But legislative passage ended up taking much longer than expected, and the new Office of Cannabis Management still has up to two years to draft the rules. That resulted in multiple extensions on the agreement, which now extends until July 2023. Besides 310 Ship Canal and 15 Laborers, the site also includes six other properties on Laborers Way.
Eventually, the Zephyr complex would feature about a dozen buildings on 47.6 acres of the overall site, including seven greenhouse or growing facilities totaling 850,000 square feet, plus two "post-harvest" buildings. An extraction laboratory would take the oil out of the plant to produce marijuana-infused oils, balms, lotions, creams, pills, transdermal patches, food, beverages and other health and wellness products – as well as marijuana cigarettes or joints.
The facility would also include an incubator program for local entrepreneurs, particularly those from disadvantaged neighborhoods. There's also a vocational education and job-training program with Erie Community College, and a partnership with Roswell Park Comprehensive Cancer Center to research how to use cannabis to treat symptoms caused by chemotherapy. In all, the campus would employ 500 to 1,000 workers upon completion.
"You have to think about this as a full cannabis factory, from seed to finished products," Termini said.
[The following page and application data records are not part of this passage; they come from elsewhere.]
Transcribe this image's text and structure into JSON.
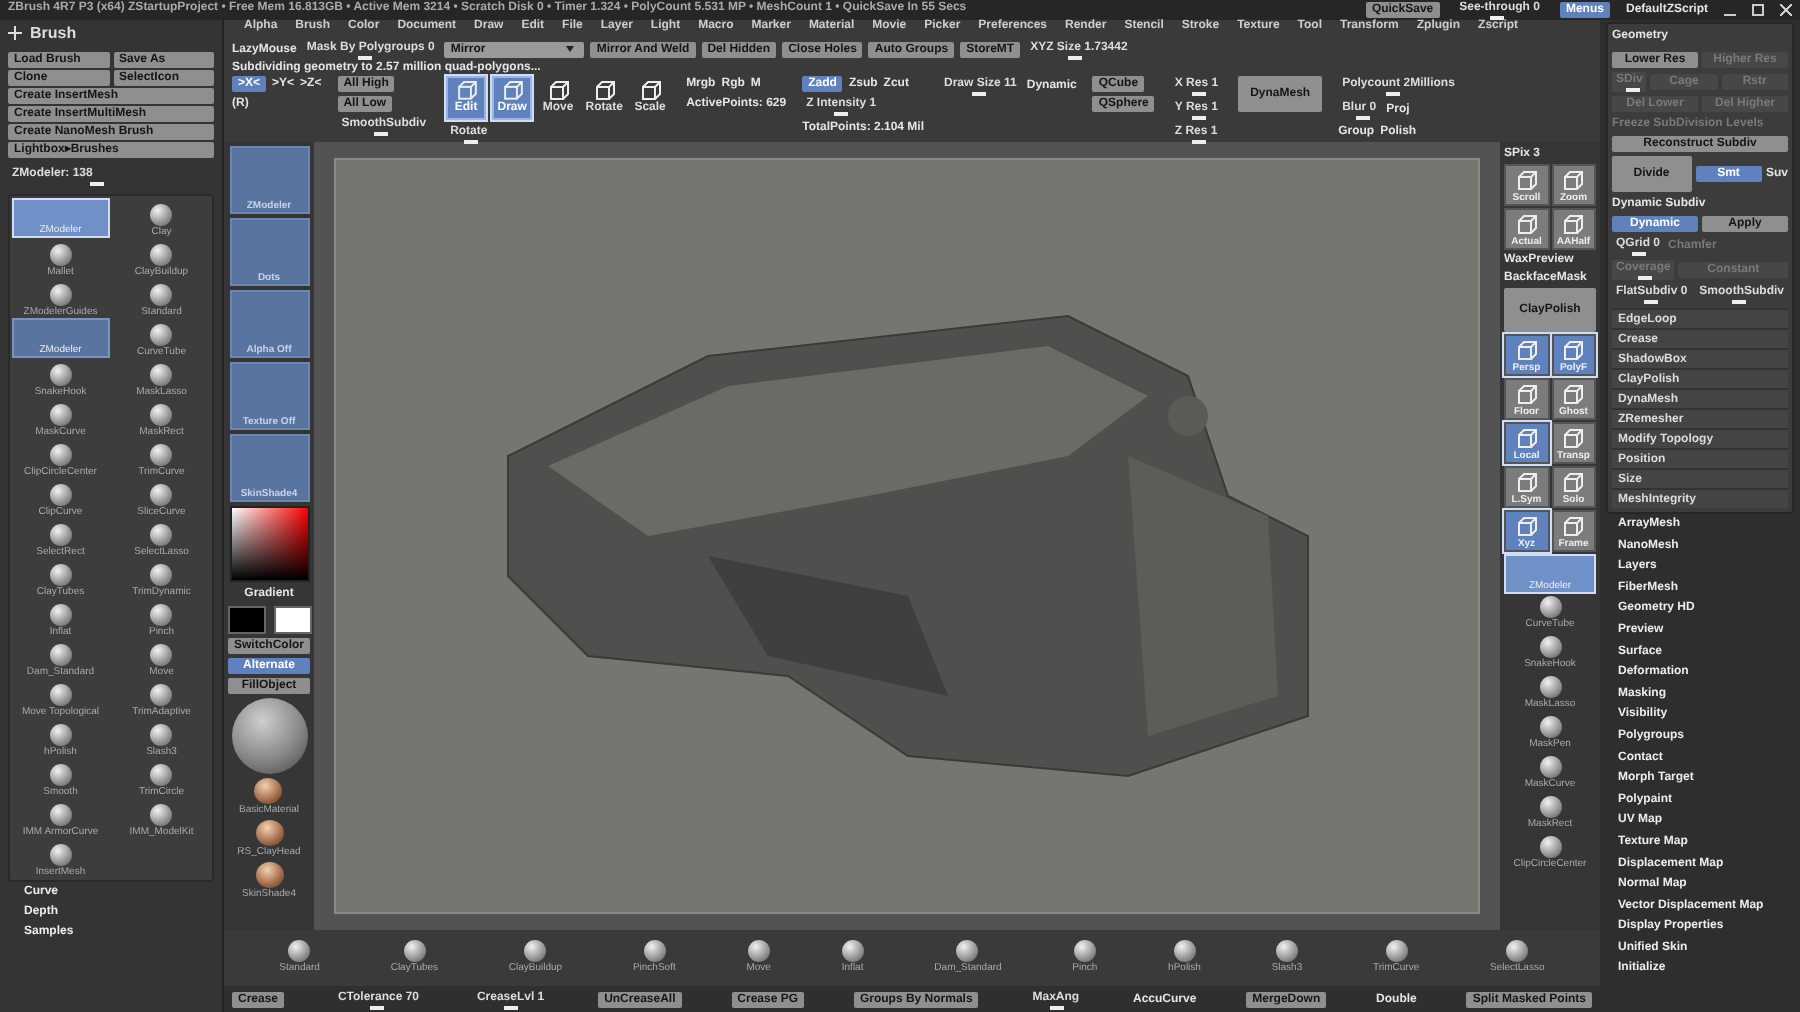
{
  "title_bar": {
    "text": "ZBrush 4R7 P3 (x64)   ZStartupProject   • Free Mem 16.813GB • Active Mem 3214 • Scratch Disk 0 • Timer 1.324 • PolyCount 5.531 MP • MeshCount 1 • QuickSave In 55 Secs",
    "controls": [
      {
        "kind": "btn",
        "label": "QuickSave",
        "selected": false
      },
      {
        "kind": "slider",
        "label": "See-through 0",
        "selected": false
      },
      {
        "kind": "btn",
        "label": "Menus",
        "selected": true
      },
      {
        "kind": "text",
        "label": "DefaultZScript",
        "selected": false
      }
    ]
  },
  "menu_bar": [
    "Alpha",
    "Brush",
    "Color",
    "Document",
    "Draw",
    "Edit",
    "File",
    "Layer",
    "Light",
    "Macro",
    "Marker",
    "Material",
    "Movie",
    "Picker",
    "Preferences",
    "Render",
    "Stencil",
    "Stroke",
    "Texture",
    "Tool",
    "Transform",
    "Zplugin",
    "Zscript"
  ],
  "brush_tray": {
    "title": "Brush",
    "buttons": [
      {
        "kind": "half",
        "label": "Load Brush"
      },
      {
        "kind": "half",
        "label": "Save As"
      },
      {
        "kind": "half",
        "label": "Clone"
      },
      {
        "kind": "half",
        "label": "SelectIcon"
      },
      {
        "kind": "full",
        "label": "Create InsertMesh"
      },
      {
        "kind": "full",
        "label": "Create InsertMultiMesh"
      },
      {
        "kind": "full",
        "label": "Create NanoMesh Brush"
      },
      {
        "kind": "full",
        "label": "Lightbox▸Brushes"
      }
    ],
    "current": "ZModeler: 138",
    "brushes": [
      {
        "kind": "tile",
        "label": "ZModeler",
        "selected": true
      },
      {
        "kind": "icon",
        "label": "Clay",
        "selected": false
      },
      {
        "kind": "icon",
        "label": "Mallet",
        "selected": false
      },
      {
        "kind": "icon",
        "label": "ClayBuildup",
        "selected": false
      },
      {
        "kind": "icon",
        "label": "ZModelerGuides",
        "selected": false
      },
      {
        "kind": "icon",
        "label": "Standard",
        "selected": false
      },
      {
        "kind": "tile",
        "label": "ZModeler",
        "selected": false
      },
      {
        "kind": "icon",
        "label": "CurveTube",
        "selected": false
      },
      {
        "kind": "icon",
        "label": "SnakeHook",
        "selected": false
      },
      {
        "kind": "icon",
        "label": "MaskLasso",
        "selected": false
      },
      {
        "kind": "icon",
        "label": "MaskCurve",
        "selected": false
      },
      {
        "kind": "icon",
        "label": "MaskRect",
        "selected": false
      },
      {
        "kind": "icon",
        "label": "ClipCircleCenter",
        "selected": false
      },
      {
        "kind": "icon",
        "label": "TrimCurve",
        "selected": false
      },
      {
        "kind": "icon",
        "label": "ClipCurve",
        "selected": false
      },
      {
        "kind": "icon",
        "label": "SliceCurve",
        "selected": false
      },
      {
        "kind": "icon",
        "label": "SelectRect",
        "selected": false
      },
      {
        "kind": "icon",
        "label": "SelectLasso",
        "selected": false
      },
      {
        "kind": "icon",
        "label": "ClayTubes",
        "selected": false
      },
      {
        "kind": "icon",
        "label": "TrimDynamic",
        "selected": false
      },
      {
        "kind": "icon",
        "label": "Inflat",
        "selected": false
      },
      {
        "kind": "icon",
        "label": "Pinch",
        "selected": false
      },
      {
        "kind": "icon",
        "label": "Dam_Standard",
        "selected": false
      },
      {
        "kind": "icon",
        "label": "Move",
        "selected": false
      },
      {
        "kind": "icon",
        "label": "Move Topological",
        "selected": false
      },
      {
        "kind": "icon",
        "label": "TrimAdaptive",
        "selected": false
      },
      {
        "kind": "icon",
        "label": "hPolish",
        "selected": false
      },
      {
        "kind": "icon",
        "label": "Slash3",
        "selected": false
      },
      {
        "kind": "icon",
        "label": "Smooth",
        "selected": false
      },
      {
        "kind": "icon",
        "label": "TrimCircle",
        "selected": false
      },
      {
        "kind": "icon",
        "label": "IMM ArmorCurve",
        "selected": false
      },
      {
        "kind": "icon",
        "label": "IMM_ModelKit",
        "selected": false
      },
      {
        "kind": "icon",
        "label": "InsertMesh",
        "selected": false
      }
    ],
    "sections": [
      "Curve",
      "Depth",
      "Samples"
    ]
  },
  "toolbar": {
    "row": [
      {
        "kind": "text",
        "label": "LazyMouse",
        "selected": false
      },
      {
        "kind": "slider",
        "label": "Mask By Polygroups 0",
        "selected": false
      },
      {
        "kind": "dropdown",
        "label": "Mirror",
        "selected": false
      },
      {
        "kind": "btn",
        "label": "Mirror And Weld",
        "selected": false
      },
      {
        "kind": "btn",
        "label": "Del Hidden",
        "selected": false
      },
      {
        "kind": "btn",
        "label": "Close Holes",
        "selected": false
      },
      {
        "kind": "btn",
        "label": "Auto Groups",
        "selected": false
      },
      {
        "kind": "btn",
        "label": "StoreMT",
        "selected": false
      },
      {
        "kind": "slider",
        "label": "XYZ Size 1.73442",
        "selected": false
      }
    ],
    "status": "Subdividing geometry to 2.57 million quad-polygons...",
    "columns": [
      {
        "rows": [
          [
            {
              "kind": "btn",
              "label": ">X<",
              "selected": true
            },
            {
              "kind": "text",
              "label": ">Y<",
              "selected": false
            },
            {
              "kind": "text",
              "label": ">Z<",
              "selected": false
            }
          ],
          [
            {
              "kind": "text",
              "label": "(R)",
              "selected": false
            }
          ]
        ]
      },
      {
        "rows": [
          [
            {
              "kind": "btn",
              "label": "All High",
              "selected": false
            }
          ],
          [
            {
              "kind": "btn",
              "label": "All Low",
              "selected": false
            }
          ],
          [
            {
              "kind": "slider",
              "label": "SmoothSubdiv",
              "selected": false
            }
          ]
        ]
      },
      {
        "rows": [
          [
            {
              "kind": "tool",
              "label": "Edit",
              "selected": true
            },
            {
              "kind": "tool",
              "label": "Draw",
              "selected": true
            },
            {
              "kind": "tool",
              "label": "Move",
              "selected": false
            },
            {
              "kind": "tool",
              "label": "Rotate",
              "selected": false
            },
            {
              "kind": "tool",
              "label": "Scale",
              "selected": false
            }
          ],
          [
            {
              "kind": "slider",
              "label": "Rotate",
              "selected": false
            }
          ]
        ]
      },
      {
        "rows": [
          [
            {
              "kind": "text",
              "label": "Mrgb",
              "selected": false
            },
            {
              "kind": "text",
              "label": "Rgb",
              "selected": false
            },
            {
              "kind": "text",
              "label": "M",
              "selected": false
            }
          ],
          [
            {
              "kind": "text",
              "label": "ActivePoints: 629",
              "selected": false
            }
          ]
        ]
      },
      {
        "rows": [
          [
            {
              "kind": "btn",
              "label": "Zadd",
              "selected": true
            },
            {
              "kind": "text",
              "label": "Zsub",
              "selected": false
            },
            {
              "kind": "text",
              "label": "Zcut",
              "selected": false
            }
          ],
          [
            {
              "kind": "slider",
              "label": "Z Intensity 1",
              "selected": false
            }
          ],
          [
            {
              "kind": "text",
              "label": "TotalPoints: 2.104 Mil",
              "selected": false
            }
          ]
        ]
      },
      {
        "rows": [
          [
            {
              "kind": "slider",
              "label": "Draw Size 11",
              "selected": false
            },
            {
              "kind": "text",
              "label": "Dynamic",
              "selected": false
            }
          ]
        ]
      },
      {
        "rows": [
          [
            {
              "kind": "btn",
              "label": "QCube",
              "selected": false
            }
          ],
          [
            {
              "kind": "btn",
              "label": "QSphere",
              "selected": false
            }
          ]
        ]
      },
      {
        "rows": [
          [
            {
              "kind": "slider",
              "label": "X Res 1",
              "selected": false
            }
          ],
          [
            {
              "kind": "slider",
              "label": "Y Res 1",
              "selected": false
            }
          ],
          [
            {
              "kind": "slider",
              "label": "Z Res 1",
              "selected": false
            }
          ]
        ]
      },
      {
        "rows": [
          [
            {
              "kind": "bigbtn",
              "label": "DynaMesh",
              "selected": false
            }
          ]
        ]
      },
      {
        "rows": [
          [
            {
              "kind": "slider",
              "label": "Polycount 2Millions",
              "selected": false
            }
          ],
          [
            {
              "kind": "slider",
              "label": "Blur 0",
              "selected": false
            },
            {
              "kind": "text",
              "label": "Proj",
              "selected": false
            }
          ],
          [
            {
              "kind": "text",
              "label": "Group",
              "selected": false
            },
            {
              "kind": "text",
              "label": "Polish",
              "selected": false
            }
          ]
        ]
      }
    ]
  },
  "left_shelf": {
    "tiles": [
      {
        "label": "ZModeler"
      },
      {
        "label": "Dots"
      },
      {
        "label": "Alpha Off"
      },
      {
        "label": "Texture Off"
      },
      {
        "label": "SkinShade4"
      }
    ],
    "gradient_label": "Gradient",
    "buttons": [
      {
        "label": "SwitchColor",
        "selected": false
      },
      {
        "label": "Alternate",
        "selected": true
      },
      {
        "label": "FillObject",
        "selected": false
      }
    ],
    "materials": [
      "BasicMaterial",
      "RS_ClayHead",
      "SkinShade4"
    ]
  },
  "right_shelf": [
    {
      "kind": "text",
      "label": "SPix 3",
      "selected": false
    },
    {
      "kind": "icon",
      "label": "Scroll",
      "selected": false
    },
    {
      "kind": "icon",
      "label": "Zoom",
      "selected": false
    },
    {
      "kind": "icon",
      "label": "Actual",
      "selected": false
    },
    {
      "kind": "icon",
      "label": "AAHalf",
      "selected": false
    },
    {
      "kind": "text",
      "label": "WaxPreview",
      "selected": false
    },
    {
      "kind": "text",
      "label": "BackfaceMask",
      "selected": false
    },
    {
      "kind": "wide",
      "label": "ClayPolish",
      "selected": false
    },
    {
      "kind": "icon",
      "label": "Persp",
      "selected": true
    },
    {
      "kind": "icon",
      "label": "PolyF",
      "selected": true
    },
    {
      "kind": "icon",
      "label": "Floor",
      "selected": false
    },
    {
      "kind": "icon",
      "label": "Ghost",
      "selected": false
    },
    {
      "kind": "icon",
      "label": "Local",
      "selected": true
    },
    {
      "kind": "icon",
      "label": "Transp",
      "selected": false
    },
    {
      "kind": "icon",
      "label": "L.Sym",
      "selected": false
    },
    {
      "kind": "icon",
      "label": "Solo",
      "selected": false
    },
    {
      "kind": "icon",
      "label": "Xyz",
      "selected": true
    },
    {
      "kind": "icon",
      "label": "Frame",
      "selected": false
    },
    {
      "kind": "tile",
      "label": "ZModeler",
      "selected": true
    },
    {
      "kind": "brush",
      "label": "CurveTube",
      "selected": false
    },
    {
      "kind": "brush",
      "label": "SnakeHook",
      "selected": false
    },
    {
      "kind": "brush",
      "label": "MaskLasso",
      "selected": false
    },
    {
      "kind": "brush",
      "label": "MaskPen",
      "selected": false
    },
    {
      "kind": "brush",
      "label": "MaskCurve",
      "selected": false
    },
    {
      "kind": "brush",
      "label": "MaskRect",
      "selected": false
    },
    {
      "kind": "brush",
      "label": "ClipCircleCenter",
      "selected": false
    }
  ],
  "geometry_panel": {
    "title": "Geometry",
    "rows": [
      {
        "controls": [
          {
            "kind": "btn",
            "label": "Lower Res",
            "selected": false,
            "disabled": false
          },
          {
            "kind": "btn",
            "label": "Higher Res",
            "selected": false,
            "disabled": true
          }
        ]
      },
      {
        "controls": [
          {
            "kind": "slider",
            "label": "SDiv",
            "selected": false,
            "disabled": true
          },
          {
            "kind": "btn",
            "label": "Cage",
            "selected": false,
            "disabled": true
          },
          {
            "kind": "btn",
            "label": "Rstr",
            "selected": false,
            "disabled": true
          }
        ]
      },
      {
        "controls": [
          {
            "kind": "btn",
            "label": "Del Lower",
            "selected": false,
            "disabled": true
          },
          {
            "kind": "btn",
            "label": "Del Higher",
            "selected": false,
            "disabled": true
          }
        ]
      },
      {
        "controls": [
          {
            "kind": "text",
            "label": "Freeze SubDivision Levels",
            "selected": false,
            "disabled": true
          }
        ]
      },
      {
        "controls": [
          {
            "kind": "btn",
            "label": "Reconstruct Subdiv",
            "selected": false,
            "disabled": false
          }
        ]
      },
      {
        "controls": [
          {
            "kind": "bigbtn",
            "label": "Divide",
            "selected": false,
            "disabled": false
          },
          {
            "kind": "btn",
            "label": "Smt",
            "selected": true,
            "disabled": false
          },
          {
            "kind": "text",
            "label": "Suv",
            "selected": false,
            "disabled": false
          }
        ]
      },
      {
        "controls": [
          {
            "kind": "text",
            "label": "Dynamic Subdiv",
            "selected": false,
            "disabled": false
          }
        ]
      },
      {
        "controls": [
          {
            "kind": "btn",
            "label": "Dynamic",
            "selected": true,
            "disabled": false
          },
          {
            "kind": "btn",
            "label": "Apply",
            "selected": false,
            "disabled": false
          }
        ]
      },
      {
        "controls": [
          {
            "kind": "slider",
            "label": "QGrid 0",
            "selected": false,
            "disabled": false
          },
          {
            "kind": "text",
            "label": "Chamfer",
            "selected": false,
            "disabled": true
          }
        ]
      },
      {
        "controls": [
          {
            "kind": "slider",
            "label": "Coverage",
            "selected": false,
            "disabled": true
          },
          {
            "kind": "btn",
            "label": "Constant",
            "selected": false,
            "disabled": true
          }
        ]
      },
      {
        "controls": [
          {
            "kind": "slider",
            "label": "FlatSubdiv 0",
            "selected": false,
            "disabled": false
          },
          {
            "kind": "slider",
            "label": "SmoothSubdiv",
            "selected": false,
            "disabled": false
          }
        ]
      }
    ],
    "sub_items": [
      "EdgeLoop",
      "Crease",
      "ShadowBox",
      "ClayPolish",
      "DynaMesh",
      "ZRemesher",
      "Modify Topology",
      "Position",
      "Size",
      "MeshIntegrity"
    ]
  },
  "tool_palettes": [
    "ArrayMesh",
    "NanoMesh",
    "Layers",
    "FiberMesh",
    "Geometry HD",
    "Preview",
    "Surface",
    "Deformation",
    "Masking",
    "Visibility",
    "Polygroups",
    "Contact",
    "Morph Target",
    "Polypaint",
    "UV Map",
    "Texture Map",
    "Displacement Map",
    "Normal Map",
    "Vector Displacement Map",
    "Display Properties",
    "Unified Skin",
    "Initialize"
  ],
  "bottom_shelf": [
    "Standard",
    "ClayTubes",
    "ClayBuildup",
    "PinchSoft",
    "Move",
    "Inflat",
    "Dam_Standard",
    "Pinch",
    "hPolish",
    "Slash3",
    "TrimCurve",
    "SelectLasso"
  ],
  "bottom_bar": [
    {
      "kind": "btn",
      "label": "Crease",
      "selected": false
    },
    {
      "kind": "slider",
      "label": "CTolerance 70",
      "selected": false
    },
    {
      "kind": "slider",
      "label": "CreaseLvl 1",
      "selected": false
    },
    {
      "kind": "btn",
      "label": "UnCreaseAll",
      "selected": false
    },
    {
      "kind": "btn",
      "label": "Crease PG",
      "selected": false
    },
    {
      "kind": "btn",
      "label": "Groups By Normals",
      "selected": false
    },
    {
      "kind": "slider",
      "label": "MaxAng",
      "selected": false
    },
    {
      "kind": "text",
      "label": "AccuCurve",
      "selected": false
    },
    {
      "kind": "btn",
      "label": "MergeDown",
      "selected": false
    },
    {
      "kind": "text",
      "label": "Double",
      "selected": false
    },
    {
      "kind": "btn",
      "label": "Split Masked Points",
      "selected": false
    }
  ]
}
But the timing for full buildout will depend on the terms of the new regulations and evolution of the market. "We want to get started as fast as we can, but there will also be regulatory hurdles and constraints that we'll have to analyze and deal with," Termini said. "That's largely undetermined."